The Obscene Man: Flynt defended himself against multiple obscenity lawsuits throughout his career publishing Hustler magazine. Bettmann Archive
The key moment in Flynt’s life, and the reason why he will live on forever in American jurisprudence and in law school textbooks, is his 1987 victory in the Supreme Court. Hustler Magazine vs. Falwell was the lawsuit triggered by the 1983 satirical Campari ad, in which Rev. Jerry Falwell—who used his immense power and clout with Ronald Reagan and the Republican party to marginalize gay people, AIDS victims, and, yes, women—was portrayed as a drunk who debauched his own mother in an outhouse. Outrageous and obviously false, the genius of the “ad” is that it demonstrates the concept of First Amendment free speech in its purest form: an affront, to power.
Larry Flynt found one of the biggest bullies on the playground and took his shot. Larry Flynt made a big man feel small. He continued to do this during his bounty-hunting years, when he offered million-dollar rewards for “verified” information of major political figures committing corrupt or immoral acts.
The obvious exception to this, where Larry Flynt is unsympathetic, is Hustler’s depiction of women. There is an argument to be made that any male-centered, male-dominated pornography industry harms women, who must be exploited and must have profit extracted from their labor in order for the business model to work. Hustler, of course, transgressed much further than this. Gloria Steinem believed that if Flynt had portrayed dogs and cats the way his magazine portrayed women, he would never have been in business. While she may be right, the irony is that Steinem’s broadside against Flynt and his somewhat hagiographical 1996 biopic, “The People Vs Larry Flynt,” fueled what was absolutely a moralistic cancel crusade, that gave Flynt more attention in the form of earned media than he could ever have paid for. And at that point, who was the more powerful figure: America’s most revered feminist, or the leering man-child and king of porn?
After defending himself against a lifetime of lawsuits, Larry Flynt became a self-styled free-speech champion. AFP via Getty Images

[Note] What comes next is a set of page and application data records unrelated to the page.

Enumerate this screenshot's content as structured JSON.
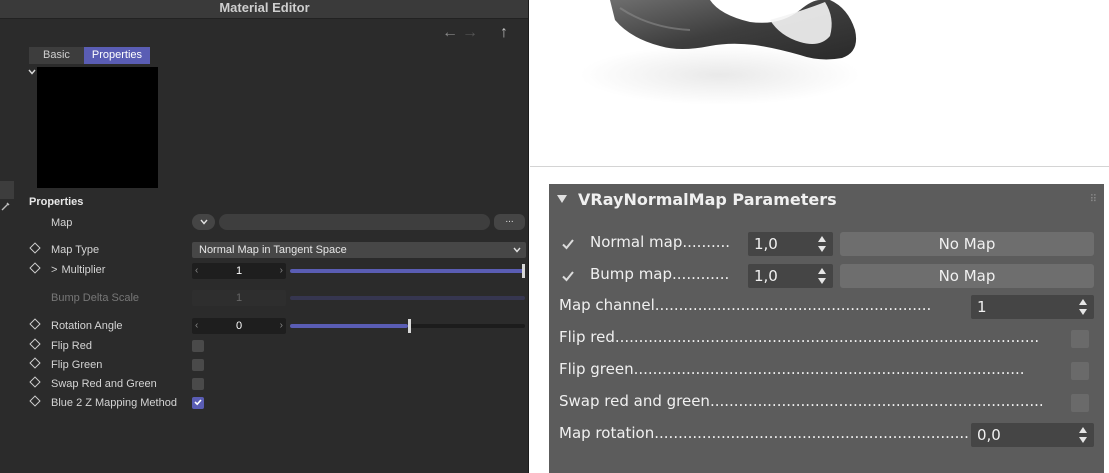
{
  "editor": {
    "title": "Material Editor",
    "nav": {
      "back": "←",
      "forward": "→",
      "up": "↑"
    },
    "tabs": [
      {
        "label": "Basic"
      },
      {
        "label": "Properties"
      }
    ],
    "section_title": "Properties",
    "map": {
      "label": "Map",
      "dropdown_glyph": "⌄",
      "browse_label": "..."
    },
    "map_type": {
      "label": "Map Type",
      "value": "Normal Map in Tangent Space"
    },
    "multiplier": {
      "label": "Multiplier",
      "expand_glyph": ">",
      "value": "1",
      "fill": 1.0
    },
    "bump_delta": {
      "label": "Bump Delta Scale",
      "value": "1"
    },
    "rotation": {
      "label": "Rotation Angle",
      "value": "0",
      "fill": 0.5
    },
    "flags": [
      {
        "label": "Flip Red",
        "checked": false
      },
      {
        "label": "Flip Green",
        "checked": false
      },
      {
        "label": "Swap Red and Green",
        "checked": false
      },
      {
        "label": "Blue 2 Z Mapping Method",
        "checked": true
      }
    ],
    "colors": {
      "accent": "#5a5db4",
      "panel": "#2b2b2b"
    }
  },
  "vray": {
    "title": "VRayNormalMap Parameters",
    "normal_map": {
      "label": "Normal map..........",
      "value": "1,0",
      "button": "No Map",
      "checked": true
    },
    "bump_map": {
      "label": "Bump map............",
      "value": "1,0",
      "button": "No Map",
      "checked": true
    },
    "map_channel": {
      "label": "Map channel..........................................................",
      "value": "1"
    },
    "flip_red": {
      "label": "Flip red.........................................................................................",
      "checked": false
    },
    "flip_green": {
      "label": "Flip green..................................................................................",
      "checked": false
    },
    "swap_rg": {
      "label": "Swap red and green......................................................................",
      "checked": false
    },
    "map_rotation": {
      "label": "Map rotation.....................................................................",
      "value": "0,0"
    },
    "colors": {
      "panel": "#5c5c5c",
      "field": "#454545"
    }
  }
}
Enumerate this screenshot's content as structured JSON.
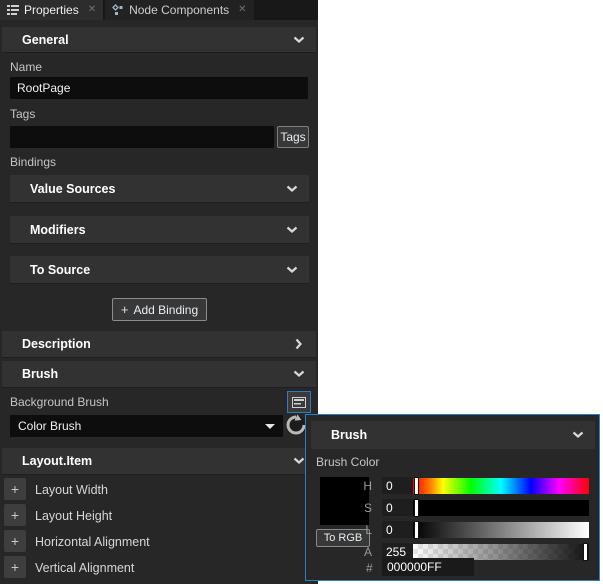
{
  "tab_bar": {
    "tabs": [
      {
        "label": "Properties"
      },
      {
        "label": "Node Components"
      }
    ],
    "close_glyph": "✕"
  },
  "panel": {
    "plus_glyph": "+",
    "general": {
      "header": "General",
      "name_label": "Name",
      "name_value": "RootPage",
      "tags_label": "Tags",
      "tags_value": "",
      "tags_button": "Tags",
      "bindings_label": "Bindings",
      "binding_sections": [
        {
          "label": "Value Sources"
        },
        {
          "label": "Modifiers"
        },
        {
          "label": "To Source"
        }
      ],
      "add_binding_button": "Add Binding"
    },
    "description": {
      "header": "Description"
    },
    "brush": {
      "header": "Brush",
      "background_brush_label": "Background Brush",
      "brush_type_selected": "Color Brush"
    },
    "layout_item": {
      "header": "Layout.Item",
      "rows": [
        {
          "label": "Layout Width"
        },
        {
          "label": "Layout Height"
        },
        {
          "label": "Horizontal Alignment"
        },
        {
          "label": "Vertical Alignment"
        }
      ]
    }
  },
  "popup": {
    "header": "Brush",
    "color_label": "Brush Color",
    "swatch_color": "#000000",
    "to_rgb_button": "To RGB",
    "sliders": [
      {
        "label": "H",
        "value": "0"
      },
      {
        "label": "S",
        "value": "0"
      },
      {
        "label": "L",
        "value": "0"
      },
      {
        "label": "A",
        "value": "255"
      }
    ],
    "hex_label": "#",
    "hex_value": "000000FF"
  },
  "colors": {
    "accent_blue": "#2b7ec2",
    "panel_bg": "#272727",
    "header_bg": "#323232",
    "input_bg": "#0d0d0d"
  }
}
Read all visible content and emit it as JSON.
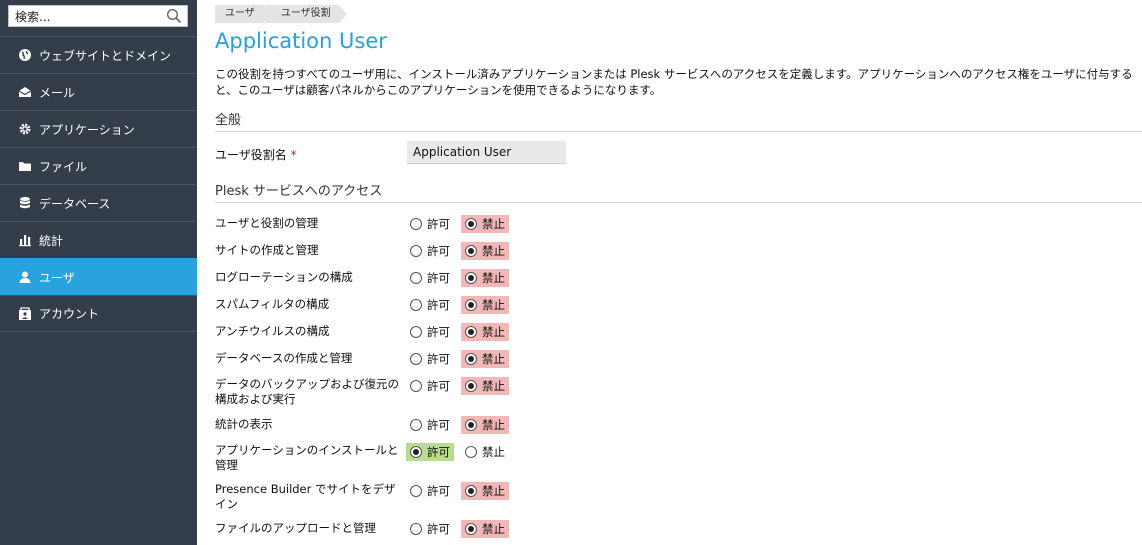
{
  "search": {
    "placeholder": "検索..."
  },
  "sidebar": {
    "items": [
      {
        "label": "ウェブサイトとドメイン",
        "icon": "globe-icon"
      },
      {
        "label": "メール",
        "icon": "mail-icon"
      },
      {
        "label": "アプリケーション",
        "icon": "gear-icon"
      },
      {
        "label": "ファイル",
        "icon": "folder-icon"
      },
      {
        "label": "データベース",
        "icon": "database-icon"
      },
      {
        "label": "統計",
        "icon": "chart-icon"
      },
      {
        "label": "ユーザ",
        "icon": "user-icon",
        "active": true
      },
      {
        "label": "アカウント",
        "icon": "account-icon"
      }
    ]
  },
  "breadcrumb": [
    "ユーザ",
    "ユーザ役割"
  ],
  "page": {
    "title": "Application User",
    "description": "この役割を持つすべてのユーザ用に、インストール済みアプリケーションまたは Plesk サービスへのアクセスを定義します。アプリケーションへのアクセス権をユーザに付与すると、このユーザは顧客パネルからこのアプリケーションを使用できるようになります。"
  },
  "general": {
    "heading": "全般",
    "role_name_label": "ユーザ役割名",
    "required_mark": "*",
    "role_name_value": "Application User"
  },
  "access": {
    "heading": "Plesk サービスへのアクセス",
    "allow_label": "許可",
    "deny_label": "禁止",
    "permissions": [
      {
        "label": "ユーザと役割の管理",
        "value": "deny"
      },
      {
        "label": "サイトの作成と管理",
        "value": "deny"
      },
      {
        "label": "ログローテーションの構成",
        "value": "deny"
      },
      {
        "label": "スパムフィルタの構成",
        "value": "deny"
      },
      {
        "label": "アンチウイルスの構成",
        "value": "deny"
      },
      {
        "label": "データベースの作成と管理",
        "value": "deny"
      },
      {
        "label": "データのバックアップおよび復元の構成および実行",
        "value": "deny"
      },
      {
        "label": "統計の表示",
        "value": "deny"
      },
      {
        "label": "アプリケーションのインストールと管理",
        "value": "allow"
      },
      {
        "label": "Presence Builder でサイトをデザイン",
        "value": "deny"
      },
      {
        "label": "ファイルのアップロードと管理",
        "value": "deny"
      }
    ]
  },
  "colors": {
    "sidebar_bg": "#343e4a",
    "active_bg": "#29a3dd",
    "title": "#2a9fd8",
    "deny_highlight": "#f2b8b8",
    "allow_highlight": "#b8dc90"
  }
}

Larry Flynt hated the Patriot Act and the Iraq War. He hated corporate control of media and thought. He thought Donald Trump was a serial liar who deserved to be impeached. He thought cannabis should be legal and loathed the pharmaceutical companies, on whose products he was addicted.

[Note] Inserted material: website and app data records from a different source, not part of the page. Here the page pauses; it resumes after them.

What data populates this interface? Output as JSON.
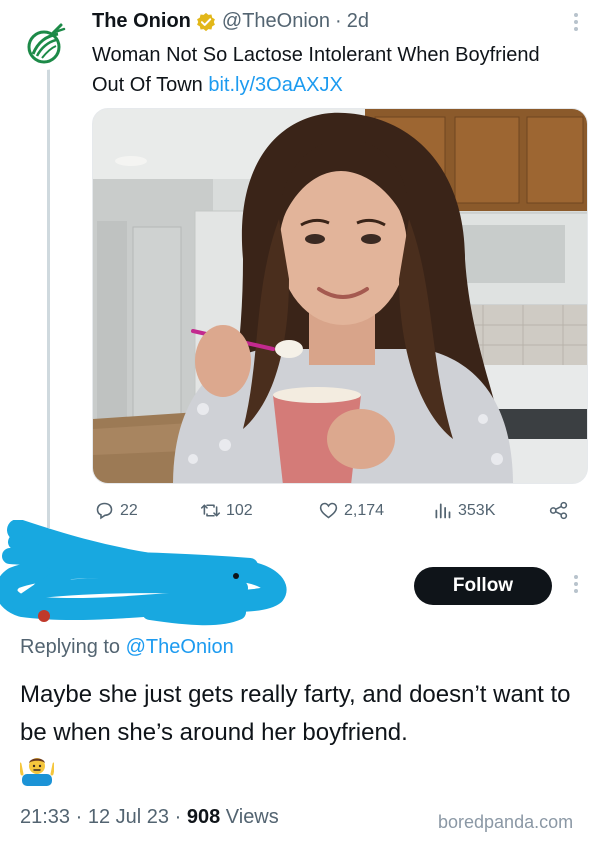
{
  "tweet": {
    "author_name": "The Onion",
    "handle": "@TheOnion",
    "time_sep": "·",
    "time": "2d",
    "text": "Woman Not So Lactose Intolerant When Boyfriend Out Of Town ",
    "link": "bit.ly/3OaAXJX",
    "stats": {
      "replies": "22",
      "retweets": "102",
      "likes": "2,174",
      "views": "353K"
    }
  },
  "reply": {
    "follow_label": "Follow",
    "replying_prefix": "Replying to ",
    "replying_handle": "@TheOnion",
    "text": "Maybe she just gets really farty, and doesn’t want to be when she’s around her boyfriend.",
    "emoji": "🤷‍♂️",
    "time": "21:33",
    "date": "12 Jul 23",
    "sep": "·",
    "views_count": "908",
    "views_label": "Views"
  },
  "watermark": "boredpanda.com",
  "colors": {
    "link": "#1d9bf0",
    "secondary_text": "#536471",
    "onion_green": "#1d8a48",
    "verified_gold": "#e2b719",
    "scribble": "#18a8e0",
    "follow_bg": "#0f1419"
  }
}
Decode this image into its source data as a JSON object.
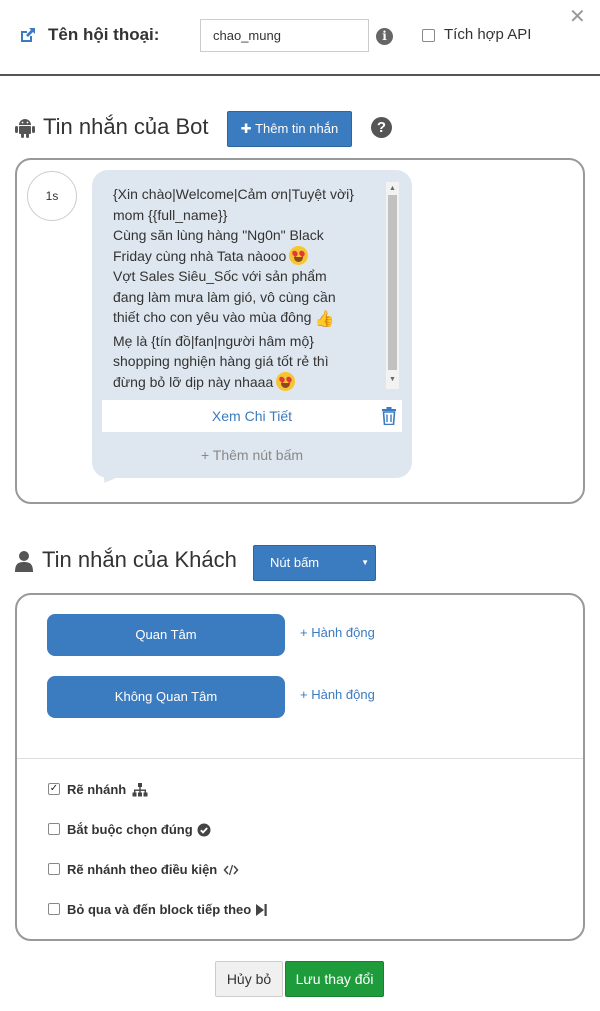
{
  "header": {
    "conversation_label": "Tên hội thoại:",
    "conversation_value": "chao_mung",
    "api_label": "Tích hợp API",
    "api_checked": false,
    "close_glyph": "✕"
  },
  "bot": {
    "title": "Tin nhắn của Bot",
    "add_message_label": "Thêm tin nhắn",
    "add_message_glyph": "✚",
    "help_glyph": "?",
    "delay": "1s",
    "message_lines": [
      "{Xin chào|Welcome|Cảm ơn|Tuyệt vời}",
      "mom {{full_name}}",
      "Cùng săn lùng hàng \"Ng0n\" Black",
      "Friday cùng nhà Tata nàooo",
      "Vợt Sales Siêu_Sốc với sản phẩm",
      "đang làm mưa làm gió, vô cùng cần",
      "thiết cho con yêu vào mùa đông",
      "Mẹ là {tín đồ|fan|người hâm mộ}",
      "shopping nghiện hàng giá tốt rẻ thì",
      "đừng bỏ lỡ dịp này nhaaa"
    ],
    "emoji_heart_eyes": "heart-eyes-emoji",
    "emoji_thumbs_up": "thumbs-up-emoji",
    "button_label": "Xem Chi Tiết",
    "add_button_label": "+ Thêm nút bấm"
  },
  "customer": {
    "title": "Tin nhắn của Khách",
    "type_select_value": "Nút bấm",
    "quick_replies": [
      {
        "label": "Quan Tâm",
        "action": "+ Hành động"
      },
      {
        "label": "Không Quan Tâm",
        "action": "+ Hành động"
      }
    ],
    "options": [
      {
        "label": "Rẽ nhánh",
        "checked": true,
        "icon": "sitemap-icon"
      },
      {
        "label": "Bắt buộc chọn đúng",
        "checked": false,
        "icon": "check-circle-icon"
      },
      {
        "label": "Rẽ nhánh theo điều kiện",
        "checked": false,
        "icon": "code-icon"
      },
      {
        "label": "Bỏ qua và đến block tiếp theo",
        "checked": false,
        "icon": "step-forward-icon"
      }
    ]
  },
  "footer": {
    "cancel_label": "Hủy bỏ",
    "save_label": "Lưu thay đổi"
  },
  "colors": {
    "primary": "#3b7bbf",
    "save": "#1e9c3c",
    "bubble": "#dee7ef",
    "border": "#999999"
  }
}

At his best, Larry Flynt constantly challenged and afflicted power, and both accepted and challenged the attendant consequences. He would never be canceled, and he—unlike many others using the same rallying cry—knew exactly what being canceled meant.
I’m an award-winning investigative reporter and I've covered the legalization movement and the cannabis industry with a political economy lens for more than a decade. I launched northern California’s first cannabis-centric print vertical and founded San Francisco’s first dedicated drug-policy column. My work’s been featured in VICE, The Daily Beast, The Guardian, Deadspin, Observer, Curbed, Leafly News, High Times, SF Weekly, and many other places. I hold a master’s degree in politics from Columbia Journalism School. Yes, I know a guy.